Landfast sea ice (fast ice) is an important component of the Antarctic nearshore marine environment, where it strongly modulates ice sheet–ocean–atmosphere interactions and biological and biogeochemical processes, forms a key habitat, and affects logistical operations. Given the wide-ranging importance of Antarctic fast ice and its sensitivity to climate change, improved knowledge of its change and variability in its distribution is a high priority. Antarctic fast-ice mapping to date has been limited to regional studies and a time series covering East Antarctica from 2000 to 2008. Here, we present the first continuous, high-spatio-temporal resolution (1 km, 15 d) time series of circum-Antarctic fast-ice extent; this covers the period March 2000 to March 2018, with future updates planned. This dataset was derived by compositing cloud-free satellite visible and thermal infrared imagery using an existing methodology, modified to enhance automation and reduce subjectivity in defining the fast-ice edge. This new dataset (Fraser et al., 2020) has wide applicability and is available at https://doi.org/10.26179/5d267d1ceb60c. The new algorithm presented here will enable continuous large-scale fast-ice mapping and monitoring into the future.

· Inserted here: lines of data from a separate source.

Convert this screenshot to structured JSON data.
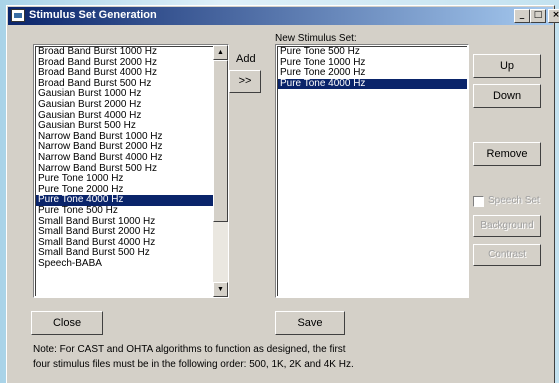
{
  "window": {
    "title": "Stimulus Set Generation",
    "controls": {
      "minimize": "_",
      "maximize": "□",
      "close": "×"
    }
  },
  "source_list": {
    "items": [
      "Broad Band Burst 1000 Hz",
      "Broad Band Burst 2000 Hz",
      "Broad Band Burst 4000 Hz",
      "Broad Band Burst 500 Hz",
      "Gausian Burst 1000 Hz",
      "Gausian Burst 2000 Hz",
      "Gausian Burst 4000 Hz",
      "Gausian Burst 500 Hz",
      "Narrow Band Burst 1000 Hz",
      "Narrow Band Burst 2000 Hz",
      "Narrow Band Burst 4000 Hz",
      "Narrow Band Burst 500 Hz",
      "Pure Tone 1000 Hz",
      "Pure Tone 2000 Hz",
      "Pure Tone 4000 Hz",
      "Pure Tone 500 Hz",
      "Small Band Burst 1000 Hz",
      "Small Band Burst 2000 Hz",
      "Small Band Burst 4000 Hz",
      "Small Band Burst 500 Hz",
      "Speech-BABA"
    ],
    "selected_index": 14
  },
  "add": {
    "label": "Add",
    "button_label": ">>"
  },
  "new_set": {
    "label": "New Stimulus Set:",
    "items": [
      "Pure Tone 500 Hz",
      "Pure Tone 1000 Hz",
      "Pure Tone 2000 Hz",
      "Pure Tone 4000 Hz"
    ],
    "selected_index": 3
  },
  "buttons": {
    "up": "Up",
    "down": "Down",
    "remove": "Remove",
    "background": "Background",
    "contrast": "Contrast",
    "close": "Close",
    "save": "Save"
  },
  "speech_set": {
    "label": "Speech Set",
    "checked": false,
    "enabled": false
  },
  "note": {
    "line1": "Note: For CAST and OHTA algorithms to function as designed, the first",
    "line2": "four stimulus files must be in the following order: 500, 1K, 2K and 4K Hz."
  },
  "colors": {
    "selection": "#0a246a",
    "titlebar_start": "#0a246a",
    "titlebar_end": "#a6caf0"
  }
}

Publication titleEarth System Science Data
Department/SchoolInstitute for Marine and Antarctic Studies
Place of publicationGermany
Rights statementCopyright the Author(s) 2020. This work is distributed under the Creative Commons Attribution 4.0 License.